by Ryan Streeter on October 5, 2013. Follow Ryan on Twitter.
One of the most-discussed findings in Charles Murray’s Coming Apart was the fact that unmarried childbearing has spiked enormously since the 1960s among lower-income Americans, while remaining fairly stable among affluent Americans.
Education levels are directly related to income, so it stands to reason that education and unmarried childbearing are related. This graph shows this relationship in stark relief:
The article from which the figure is taken also contains this interesting graph on the relationship between male unemployment and unmarried childbirths:
While I disagree with the article’s author when he says that “unmarried parenthood is primarily a symptom of lack of opportunity” (which is a gross simplification of a complex set of socio-economic factors), it’s clear that lack of economic opportunity and a culture of unmarried childbearing are related.
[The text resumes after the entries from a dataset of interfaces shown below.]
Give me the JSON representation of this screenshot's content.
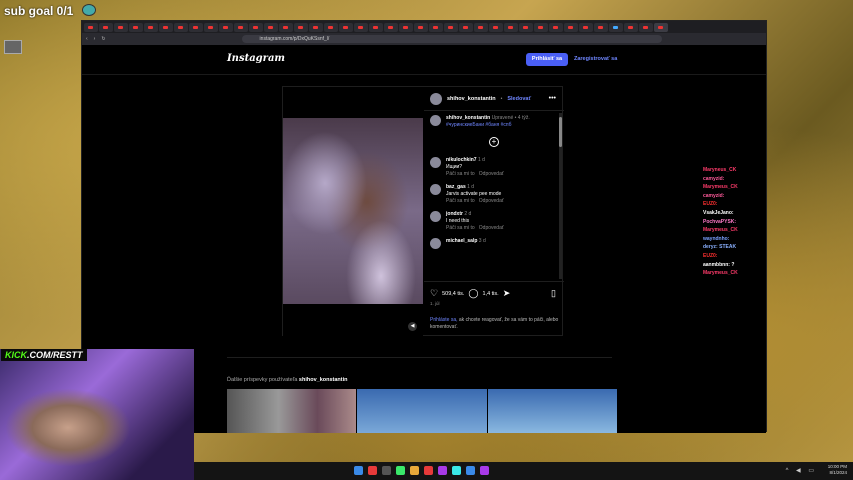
{
  "overlay": {
    "sub_goal": "sub goal 0/1",
    "kick_prefix": "KICK",
    "kick_suffix": ".COM/RESTT"
  },
  "browser": {
    "url": "instagram.com/p/DxQuKSsnf_l/"
  },
  "header": {
    "logo": "Instagram",
    "login": "Prihlásiť sa",
    "signup": "Zaregistrovať sa"
  },
  "post": {
    "username": "shihov_konstantin",
    "follow": "Sledovať",
    "caption_user": "shihov_konstantin",
    "caption_meta": "Upravené • 4 týž.",
    "caption_tags": "#чуринскиеБани #баня #спб",
    "comments": [
      {
        "user": "nikulochkin7",
        "time": "1 d",
        "text": "Ищии?",
        "like": "Páči sa mi to",
        "reply": "Odpovedať"
      },
      {
        "user": "baz_gas",
        "time": "1 d",
        "text": "Jarvis activate pee mode",
        "like": "Páči sa mi to",
        "reply": "Odpovedať"
      },
      {
        "user": "jondxtr",
        "time": "2 d",
        "text": "I need this",
        "like": "Páči sa mi to",
        "reply": "Odpovedať"
      },
      {
        "user": "michael_salp",
        "time": "3 d",
        "text": "",
        "like": "",
        "reply": ""
      }
    ],
    "likes": "509,4 tis.",
    "comment_count": "1,4 tis.",
    "date": "1. júl",
    "login_link": "Prihláste sa,",
    "login_text": " ak chcete reagovať, že sa vám to páči, alebo komentovať."
  },
  "more_posts": {
    "prefix": "Ďalšie príspevky používateľa ",
    "user": "shihov_konstantin"
  },
  "chat": [
    {
      "user": "Maryneus_CK",
      "color": "#ff3b6b"
    },
    {
      "user": "camyzid:",
      "color": "#ff5a9a"
    },
    {
      "user": "Marymeus_CK",
      "color": "#ff3b6b"
    },
    {
      "user": "camyzid:",
      "color": "#ff5a9a"
    },
    {
      "user": "EUZ0:",
      "color": "#ff3030"
    },
    {
      "user": "VsakJeJano:",
      "color": "#ffffff"
    },
    {
      "user": "PochvaPYSK:",
      "color": "#ff7ac8"
    },
    {
      "user": "Marymeus_CK",
      "color": "#ff3b6b"
    },
    {
      "user": "wayndnho:",
      "color": "#7aa0ff"
    },
    {
      "user": "deryz: STEAK",
      "color": "#8ab0ff"
    },
    {
      "user": "EUZ0:",
      "color": "#ff3030"
    },
    {
      "user": "aanmbbnn: ?",
      "color": "#ffffff"
    },
    {
      "user": "Marymeus_CK",
      "color": "#ff3b6b"
    }
  ],
  "clock": {
    "time": "10:00 PM",
    "date": "8/1/2024"
  }
}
The data is incontrovertible, and yet talking about it still remains controversial. Until we get over that barrier, doing much about this will be next to impossible.
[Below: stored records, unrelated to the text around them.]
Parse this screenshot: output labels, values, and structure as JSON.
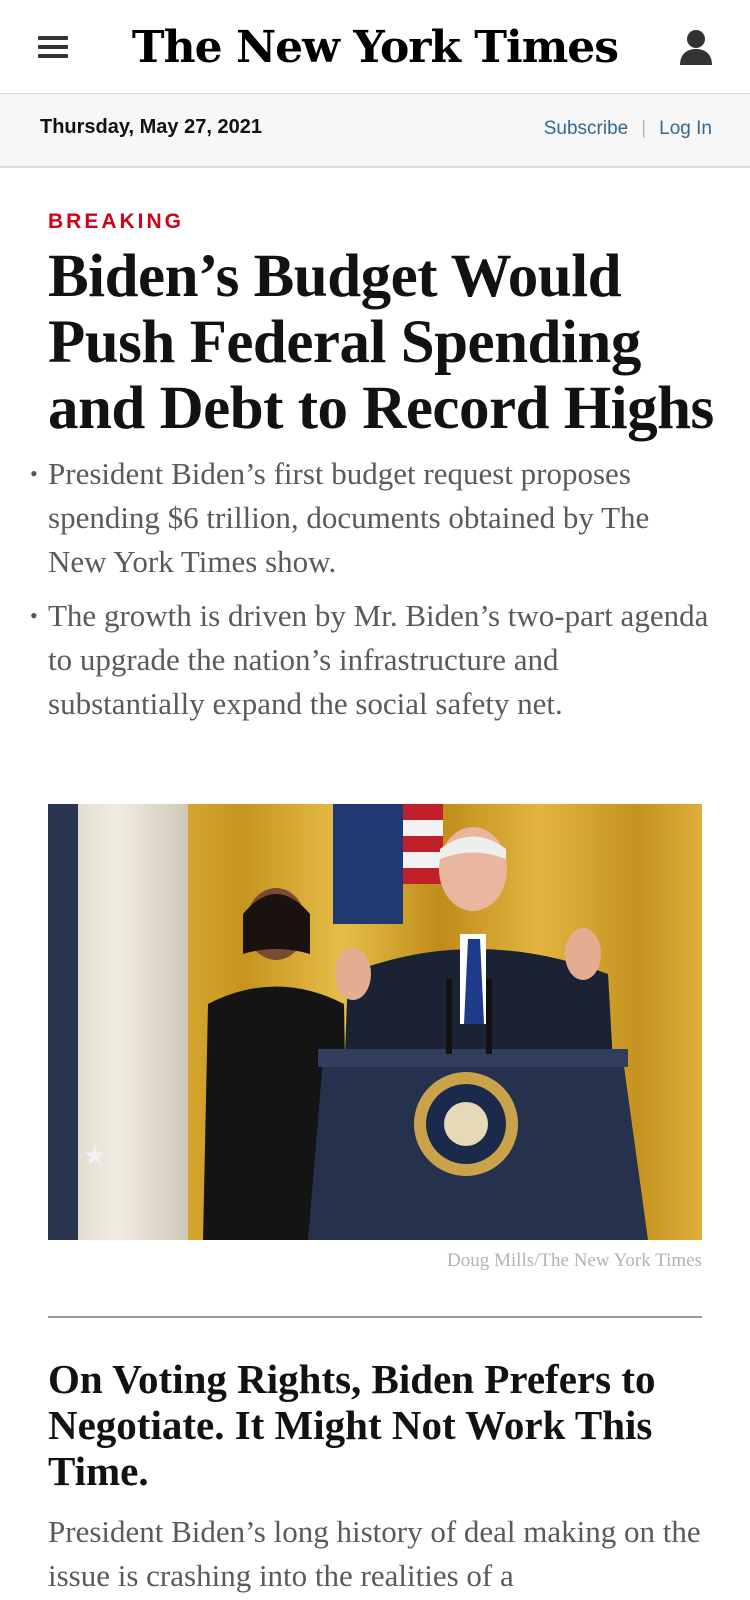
{
  "header": {
    "logo_text": "The New York Times",
    "menu_icon": "hamburger-menu-icon",
    "account_icon": "user-account-icon"
  },
  "datebar": {
    "date": "Thursday, May 27, 2021",
    "subscribe_label": "Subscribe",
    "separator": "|",
    "login_label": "Log In"
  },
  "lead_story": {
    "kicker": "BREAKING",
    "headline": "Biden’s Budget Would Push Federal Spending and Debt to Record Highs",
    "summary": [
      "President Biden’s first budget request proposes spending $6 trillion, documents obtained by The New York Times show.",
      "The growth is driven by Mr. Biden’s two-part agenda to upgrade the nation’s infrastructure and substantially expand the social safety net."
    ],
    "photo_credit": "Doug Mills/The New York Times"
  },
  "second_story": {
    "headline": "On Voting Rights, Biden Prefers to Negotiate. It Might Not Work This Time.",
    "summary": "President Biden’s long history of deal making on the issue is crashing into the realities of a"
  },
  "colors": {
    "kicker": "#d0021b",
    "link": "#326891",
    "summary_text": "#5a5a5a",
    "datebar_bg": "#f7f7f7"
  }
}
If we care about increasing opportunity in America, we need to make it socially acceptable again to talk openly about the connection between family, learning, and upward mobility.